→ **Action item**: Although the entries contain pictures, copy only their text, exactly as written.
Dataset: Begin
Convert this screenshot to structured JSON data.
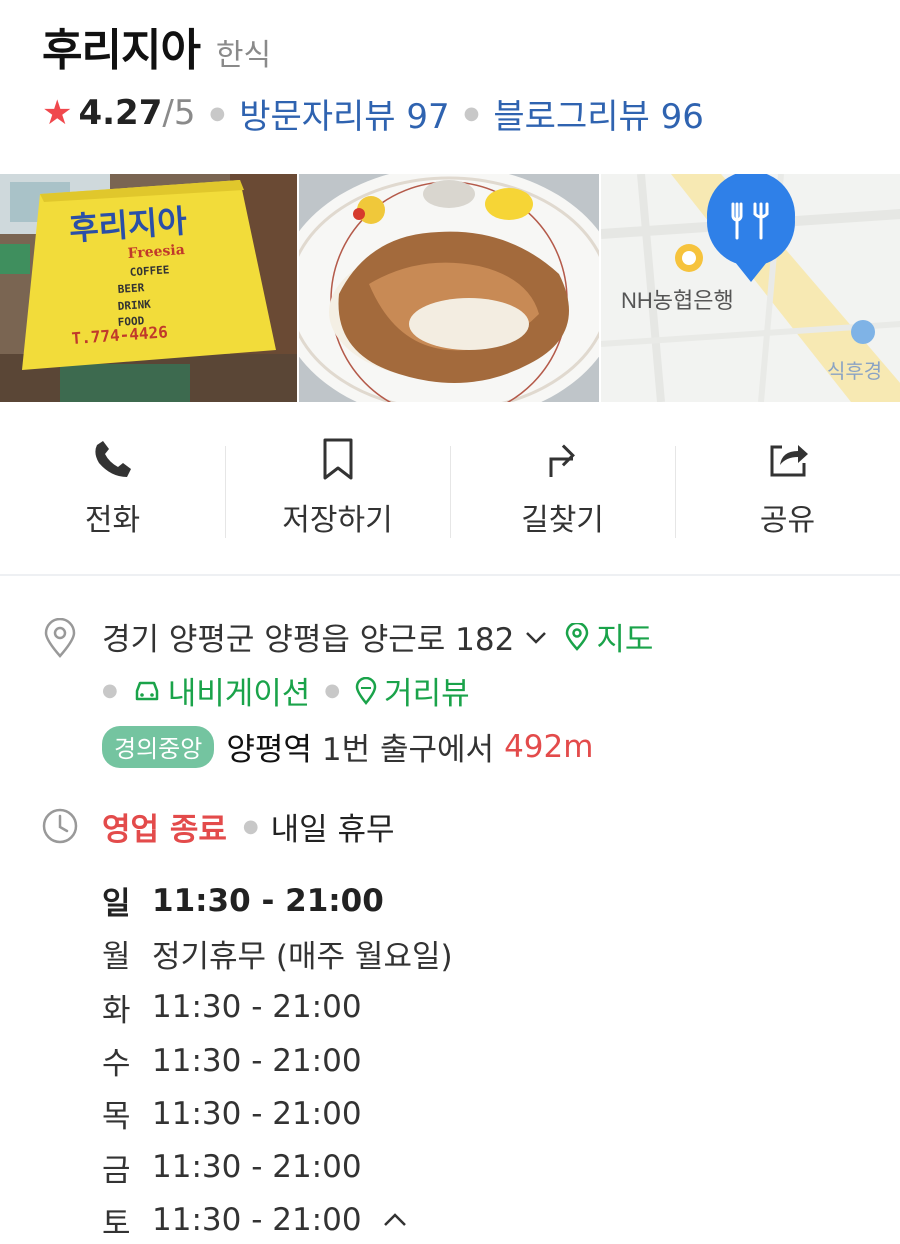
{
  "place": {
    "name": "후리지아",
    "category": "한식",
    "rating": "4.27",
    "rating_max": "/5",
    "visitor_reviews": "방문자리뷰 97",
    "blog_reviews": "블로그리뷰 96"
  },
  "photos": {
    "sign_title": "후리지아",
    "sign_sub": "Freesia",
    "sign_menu": [
      "COFFEE",
      "BEER",
      "DRINK",
      "FOOD"
    ],
    "sign_phone": "T.774-4426",
    "map_label_bank": "NH농협은행",
    "map_label_other": "식후경"
  },
  "actions": [
    {
      "label": "전화",
      "icon": "phone-icon"
    },
    {
      "label": "저장하기",
      "icon": "bookmark-icon"
    },
    {
      "label": "길찾기",
      "icon": "directions-icon"
    },
    {
      "label": "공유",
      "icon": "share-icon"
    }
  ],
  "address": {
    "text": "경기 양평군 양평읍 양근로 182",
    "map_link": "지도",
    "navigation_link": "내비게이션",
    "street_view_link": "거리뷰",
    "subway_line": "경의중앙",
    "station_text": "양평역",
    "exit_text": "1번 출구에서",
    "distance": "492m"
  },
  "hours": {
    "status": "영업 종료",
    "next": "내일 휴무",
    "days": [
      {
        "day": "일",
        "time": "11:30 - 21:00",
        "today": true
      },
      {
        "day": "월",
        "time": "정기휴무 (매주 월요일)"
      },
      {
        "day": "화",
        "time": "11:30 - 21:00"
      },
      {
        "day": "수",
        "time": "11:30 - 21:00"
      },
      {
        "day": "목",
        "time": "11:30 - 21:00"
      },
      {
        "day": "금",
        "time": "11:30 - 21:00"
      },
      {
        "day": "토",
        "time": "11:30 - 21:00"
      }
    ]
  },
  "colors": {
    "star": "#f0484d",
    "link_blue": "#2f63b0",
    "link_green": "#1aa34a",
    "closed_red": "#e34b4b",
    "subway_badge": "#74c4a0",
    "map_pin": "#2f80e8"
  }
}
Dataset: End
→ **Answer below**:
Convert this screenshot to structured JSON data.
{
  "place": {
    "name": "후리지아",
    "category": "한식",
    "rating": "4.27",
    "rating_max": "/5",
    "visitor_reviews": "방문자리뷰 97",
    "blog_reviews": "블로그리뷰 96"
  },
  "photos": {
    "sign_title": "후리지아",
    "sign_sub": "Freesia",
    "sign_menu": [
      "COFFEE",
      "BEER",
      "DRINK",
      "FOOD"
    ],
    "sign_phone": "T.774-4426",
    "map_label_bank": "NH농협은행",
    "map_label_other": "식후경"
  },
  "actions": [
    {
      "label": "전화",
      "icon": "phone-icon"
    },
    {
      "label": "저장하기",
      "icon": "bookmark-icon"
    },
    {
      "label": "길찾기",
      "icon": "directions-icon"
    },
    {
      "label": "공유",
      "icon": "share-icon"
    }
  ],
  "address": {
    "text": "경기 양평군 양평읍 양근로 182",
    "map_link": "지도",
    "navigation_link": "내비게이션",
    "street_view_link": "거리뷰",
    "subway_line": "경의중앙",
    "station_text": "양평역",
    "exit_text": "1번 출구에서",
    "distance": "492m"
  },
  "hours": {
    "status": "영업 종료",
    "next": "내일 휴무",
    "days": [
      {
        "day": "일",
        "time": "11:30 - 21:00",
        "today": true
      },
      {
        "day": "월",
        "time": "정기휴무 (매주 월요일)"
      },
      {
        "day": "화",
        "time": "11:30 - 21:00"
      },
      {
        "day": "수",
        "time": "11:30 - 21:00"
      },
      {
        "day": "목",
        "time": "11:30 - 21:00"
      },
      {
        "day": "금",
        "time": "11:30 - 21:00"
      },
      {
        "day": "토",
        "time": "11:30 - 21:00"
      }
    ]
  },
  "colors": {
    "star": "#f0484d",
    "link_blue": "#2f63b0",
    "link_green": "#1aa34a",
    "closed_red": "#e34b4b",
    "subway_badge": "#74c4a0",
    "map_pin": "#2f80e8"
  }
}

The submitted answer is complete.